Do you have a business idea but are reluctant to launch it in the current crisis? Why not be like the 67,160 entrepreneurs in the United States who filed to set up new companies in the last week of May alone [i]? This was a 21% increase from the same seven days in 2019[ii] and a sign that more new businesses are being set up despite – and as a result of – the crisis.
“Starting a business is tough in any environment, and although the conditions are not ideal, there is no end in sight to the crisis we find ourselves in. That said, like other crises throughout history, this one presents founders with a wealth of opportunities and the chance to be part of shaping the future,” says Sandras Phiri, CEO of Startup Circles.ai – Africa’s No.1 online accelerator and startup school which is geared towards helping entrepreneurs across the continent build and grow successful, commercially viable businesses.
He shares his top tips for launching a business in a crisis:
Relevant now and in the future
Look at your business idea and ask yourself how it can be adapted to current conditions. In South Africa for example, the country is on level 3 of the risk-adjusted lockdown, with tightened regulations in certain areas to ease pressure on the healthcare system and slow down the spread of the coronavirus. This has an impact both on businesses and customers. At the same time though, investors are looking at businesses that will be valid post-pandemic, so what can you do to ensure that your idea works now and down the line? (Hint: sanitisers and masks are not the answer.)
With increased demand for their products, Startup Circles.ai helped Sage Valley – a Zambian startup which produces locally made spices and pastes – to gain traction by signing up Shoprite as a client. Soon, their products will be on the shelves of Pick n Pay and Zambeef stores too. “We advised them not to wait until the crisis was over, but to rather think about how they could make their business work now. They achieved this by doing everything remotely, via email and Zoom. They also needed to have all the goods brought into Zambia while taking the necessary Covid-19 precautions, so they repackaged their products and delivered them directly to their customers.”
Speak to investors
Even if you are not trying to raise capital right now, speaking to investors can provide you with a unique perspective on your business. They will get you to think about how your idea will make money as well as how you plan to grow and scale your business. At the end of the day, investors are not charities, they want to help you make money.
With Startup Circles.ai giving startups access to investors, community member Lupiya, a Zambian-based micro-finance startup, recently received a $1 million investment from Enygma Ventures to help the company continue to scale and roll out its services. Lupiya is a branchless, digital micro-finance platform that leverages technology to make the process of borrowing simpler and easier so that people and businesses located across the country, even in rural, remote areas, can access financial services.

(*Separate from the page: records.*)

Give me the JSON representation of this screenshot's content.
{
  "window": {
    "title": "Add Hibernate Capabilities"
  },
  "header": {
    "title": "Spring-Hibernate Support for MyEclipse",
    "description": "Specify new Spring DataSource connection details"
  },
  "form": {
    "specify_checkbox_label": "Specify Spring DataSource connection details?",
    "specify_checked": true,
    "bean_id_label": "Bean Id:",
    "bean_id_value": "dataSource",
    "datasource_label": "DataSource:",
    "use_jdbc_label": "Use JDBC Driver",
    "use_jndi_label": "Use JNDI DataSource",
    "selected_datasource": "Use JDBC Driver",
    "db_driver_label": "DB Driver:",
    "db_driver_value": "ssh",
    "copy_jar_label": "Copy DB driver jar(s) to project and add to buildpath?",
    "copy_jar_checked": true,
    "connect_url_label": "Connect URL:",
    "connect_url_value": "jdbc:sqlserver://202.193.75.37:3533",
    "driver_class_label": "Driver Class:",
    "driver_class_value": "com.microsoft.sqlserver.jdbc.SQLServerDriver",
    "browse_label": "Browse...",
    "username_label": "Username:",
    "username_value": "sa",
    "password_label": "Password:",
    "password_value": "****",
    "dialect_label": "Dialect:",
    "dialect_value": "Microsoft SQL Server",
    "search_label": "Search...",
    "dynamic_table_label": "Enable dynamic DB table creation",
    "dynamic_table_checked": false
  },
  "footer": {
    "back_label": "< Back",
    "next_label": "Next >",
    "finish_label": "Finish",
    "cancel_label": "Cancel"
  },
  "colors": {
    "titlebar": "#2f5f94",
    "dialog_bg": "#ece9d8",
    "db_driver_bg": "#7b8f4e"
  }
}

Originally, the company’s founder was lending money personally, but later built the online platform using Amazon Web Service’s cloud computing services which was attained through their Startup Circles. ai membership. “Even during the pandemic, they have grown their number of clients by leveraging online technology as well as by providing great customer service.”
Make sure that your idea stands out, is unique in the market, and meets a need.
With businesses needing to create customer-centricity now more than ever, Yamzit has devised a point of sales solution that allows small- and medium-sized enterprises (SMEs) to track customer loyalty. Startup Circles.ai challenged the startup to sign up more clients during the crisis and brainstormed with them on how to do so, while also getting the company investor ready.
Join a community
Entrepreneurship can be a very lonely road — even more so in a crisis where interactions with others are constrained by social distancing. On the plus side, the digital boom that has emerged from the pandemic has made it possible to be part of a community of likeminded people from all over the world, giving you the opportunity to share and analyse your ideas with others which can assist in refining your concept.
“Past crises like the 1987 stock market crash, the dot-com bubble burst of 2000 and the 2008 financial crisis, all saw entrepreneurs developing solutions in response to those troubling times, which have now become part of our everyday lives. Maybe your idea will be the next Instagram, WhatsApp, Uber, or Airbnb?” concludes Phiri.